Over the course of our lives we will be faced with many difficult decisions. These decisions may be life altering and may change us forever. In the encyclical Veritatis Splendor, Saint Pope John Paul II writes, “Acting is morally good when the choices of freedom are in conformity with man’s true good and thus express the voluntary ordering of the person towards his ultimate end: God himself, the supreme good in whom man finds his full and perfect happiness” (Veritatis Splendor para 72). In these circumstances there are right and wrong moral decisions, and the principles of double effect and material cooperation assist us in making the right decision.
Origens of Double Effect
The principle of double effect, or PDE, has its origins with St. Thomas Aquinas and is one of the best strategies in solving complex morality issues. This principle states that it is possible to make a decision that has both good and bad effects.
Just because it has both effects does not mean that it is not morally permitted. There are conditions that must be met for a decision to fall under this principle. The act itself must be good or morally indifferent. The good effect must not come from evil. Evil is not the intended result.
If evil is the effect it should be a last resort and the good effect should be equal or greater.
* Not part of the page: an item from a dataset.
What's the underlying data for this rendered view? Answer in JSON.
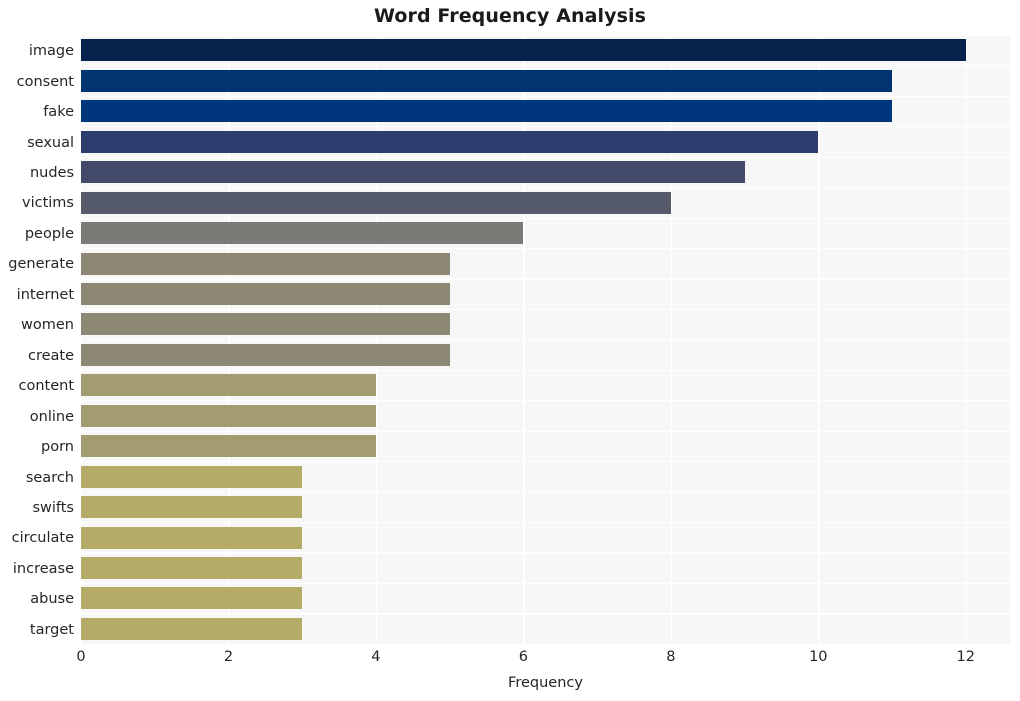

This principle, along with material cooperation, help to make the best moral decision out of possibly the worst of circumstances.
Categories Of Cooperation
When an individual assists in some way in wrongdoing this is called material cooperation, and there are two categories. The first is known as immediate material cooperation an individual, though they may disapproval, assists in the act. They may tolerate it, but do not approve. The second in Mediate material cooperation, and consists of proximate mediate and remote mediate material cooperation.
Proximate mediate is immoral in all cases, and may consists in the manufacturing of a device, such as Sarin gas, that is only meant for evil. Remote mediate may be permitted based on the circumstance, such as not being able to find viable employment elsewhere and having to feed your children.
In this circumstance someone may be the janitor at the factory that produces Sarin gas because employment may not be had elsewhere. This is why moral decisions should be looked at to get all the factors. Regarding this Pope John Paul II writes, “In this view, deliberate consent to certain kinds of behaviour declared illicit by traditional moral theology would not imply an objective moral evil” (Veritatis Splendor para 75).
A hard case when it comes to PDE is the subject of abortion. Abortion is the termination of a human life while it is still in the womb. Abortion being wrong is not a matter of just the church saying so. This can be deduced by the use of reason without the aid of faith (Smith & Kaczor 29). Imagine if a couple had six kids at home, and while pregnant with the seventh the mother is diagnosed with uterine cancer.
Removing the cancer would end the pregnancy, but not removing it the mother will perish while the child lives. After much prayer and anguish the parents opt to remove the cancer for the benefit of the six children they have to raise.
Use Of PDE
This is an effective use of PDE since the intent was not to terminate the pregnancy, but to remove the cancer. Conversely a woman who chooses to terminate the pregnancy because she just does not want another child does not meet the conditions of PDE.
Proponents of proportionalism reject PDE because the moral actions of the individual should be judged by the consequences that ensue. In short, the outcome that brings the greatest good or the least bit of evil is the appropriate action. Proportionalism does not have a set definition of what is morally upright, and it can change based on the individual. It is because of these reasons that proportionalism is condemned by Veritatis Splendor.
Pope John Paul II. Veritatis Splendor. http://w2.vatican.va/content/john-paul-ii/en/encyclicals/documents/hf_jp-ii_enc_06081993_veritatis-splendor.html. Accessed February 27, 2018.